Making sense

Anne Lamott, on writing ...

"We are a species that needs and wants to understand who we are. Sheep lice do not seem to share this longing, which is one reason why they write so little. But we do. We have so much we want to say and figure out.”

Tuesday, July 1, 2008

On relationships ...

I've long been fascinated by the manner in which people enter -- and leave -- my life. Some come into my world and stay for years; others show up for a few months, or mere days. All who have come, regardless of their stay, have affected me. Taught me how to be better. Teachers, editors, next-door neighbors and two-blocks-over neighbors, coworkers, students, the Bunco babes. A retail clerk.

Serendipity, I believe, has placed a significant role. Consider the seventy-three year old neighbor I wouldn't have met had the mail not been misdelivered one,two,three,four times. After the fourth doorbell ring -- "Here's your mail ... again," I told her, smiling sheepishly -- she invited me in. Poured me a cup of coffee. Her big gray cat circled around my ankles. I noticed a voluminous dictionary stationed on a pedestal table in her eat-in kitchen. "Ah, a word person you are, huh?" I asked, smiling sheepishly. Instant recognition! She saw the same in me. Out came a Scrabble game. We played two games that afternoon. I lost badly. A weekly game ensued. Lots of coffee. Lots of laughter. For several years Pat and I played the weekly game. Her health dwindled. Cancer. She died a few years back. I miss her lots.

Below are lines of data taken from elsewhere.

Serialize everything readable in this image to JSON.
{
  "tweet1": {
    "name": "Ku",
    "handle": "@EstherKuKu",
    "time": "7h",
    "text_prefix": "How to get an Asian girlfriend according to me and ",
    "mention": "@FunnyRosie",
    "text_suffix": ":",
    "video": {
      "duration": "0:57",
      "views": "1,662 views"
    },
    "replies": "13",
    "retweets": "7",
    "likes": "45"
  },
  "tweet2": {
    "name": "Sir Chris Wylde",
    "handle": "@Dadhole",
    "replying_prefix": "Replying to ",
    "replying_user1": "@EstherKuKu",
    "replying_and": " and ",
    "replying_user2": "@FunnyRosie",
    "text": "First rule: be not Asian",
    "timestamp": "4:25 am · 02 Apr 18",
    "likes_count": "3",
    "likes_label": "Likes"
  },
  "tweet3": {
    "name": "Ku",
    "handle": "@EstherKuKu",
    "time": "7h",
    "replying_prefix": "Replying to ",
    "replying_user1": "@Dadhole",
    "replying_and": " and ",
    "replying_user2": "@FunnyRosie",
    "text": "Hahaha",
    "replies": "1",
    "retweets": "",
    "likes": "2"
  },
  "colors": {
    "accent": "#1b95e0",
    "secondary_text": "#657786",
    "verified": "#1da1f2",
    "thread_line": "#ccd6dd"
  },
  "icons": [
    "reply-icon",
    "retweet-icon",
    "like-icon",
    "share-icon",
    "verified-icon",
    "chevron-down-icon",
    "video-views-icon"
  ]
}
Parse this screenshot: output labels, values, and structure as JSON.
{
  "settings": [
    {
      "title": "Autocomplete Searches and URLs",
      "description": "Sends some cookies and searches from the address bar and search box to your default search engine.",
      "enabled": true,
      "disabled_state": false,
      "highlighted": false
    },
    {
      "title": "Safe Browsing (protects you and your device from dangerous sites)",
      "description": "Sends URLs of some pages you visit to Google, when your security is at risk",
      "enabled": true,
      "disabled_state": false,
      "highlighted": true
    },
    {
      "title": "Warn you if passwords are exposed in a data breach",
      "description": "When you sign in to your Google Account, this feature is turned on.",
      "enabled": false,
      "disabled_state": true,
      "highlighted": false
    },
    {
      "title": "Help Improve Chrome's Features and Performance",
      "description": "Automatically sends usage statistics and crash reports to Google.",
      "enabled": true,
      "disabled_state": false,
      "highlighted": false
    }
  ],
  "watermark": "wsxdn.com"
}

About a week ago I struck up conversation with a young lady at a nearby home improvement store. She was ringing up my paint, and shortly after the usual chitchat ended she divulged that she'd lost her mother at the age of 17. "She hadn't told me she was sick," the girl told me. "It was just the two of us. She suddenly died. I found out later she had cancer ... ." I told her about my dad. We looked at each other with an intensity that made my want to reach out to her, to invite her out to lunch. I asked her how old she was. "Twenty two." The same age as my oldest daughter. No wonder I felt so maternal. Amazingly, I bumped into her -- her name is Heather -- Saturday night at a coffee shop twenty miles away from my house. It was my first time in the shop, a sort of urban hangout I normally wouldn't patronize. I'd gone there to watch my daughter compete in an improv show. I felt seriously out of place. The tiny shop catered primarily to artistic types wearing sleeve tattoos and bandannas.

"You're the person at Lowe's, aren't you?" Heather asked, immediately recognizing me. She smiled widely. I could smell her perfume. "I'm going to be at Panera at two o'clock tomorrow, if you want to join me."

I already had plans. No problem, though. I am certain that Providence will align our schedules soon.

5 comments:

Bee said...

I like the concept of serendipity because it manages to combine coincidence (too random) with destiny . . . and possibility?

I love the Scrabble friendship: How that must have enriched both of your lives!

Kate said...

One of my fave activities, rain or shine, is sitting down to the Scrabble board, a cup of coffee in one hand, score pen in the other.
I miss my game buddy enormously. She was wonderful competition!

Kate said...

More importantly, Pat was a quirky, lovable, energetic, Class Act lady.
She also had approximately ten to twelve cats roaming around her expansive house, which only added to her charm ;)

Bee said...

I wish that we could play Scrabble together -- because I love it, too.

I used to live in Trinidad, about 10 years ago, and a group of friends would get together for Scrabble parties. The decadent expat life!

Kate said...

What's up with your traveling history? I'm so jealous! I only get to go to Omaha, Nebraska!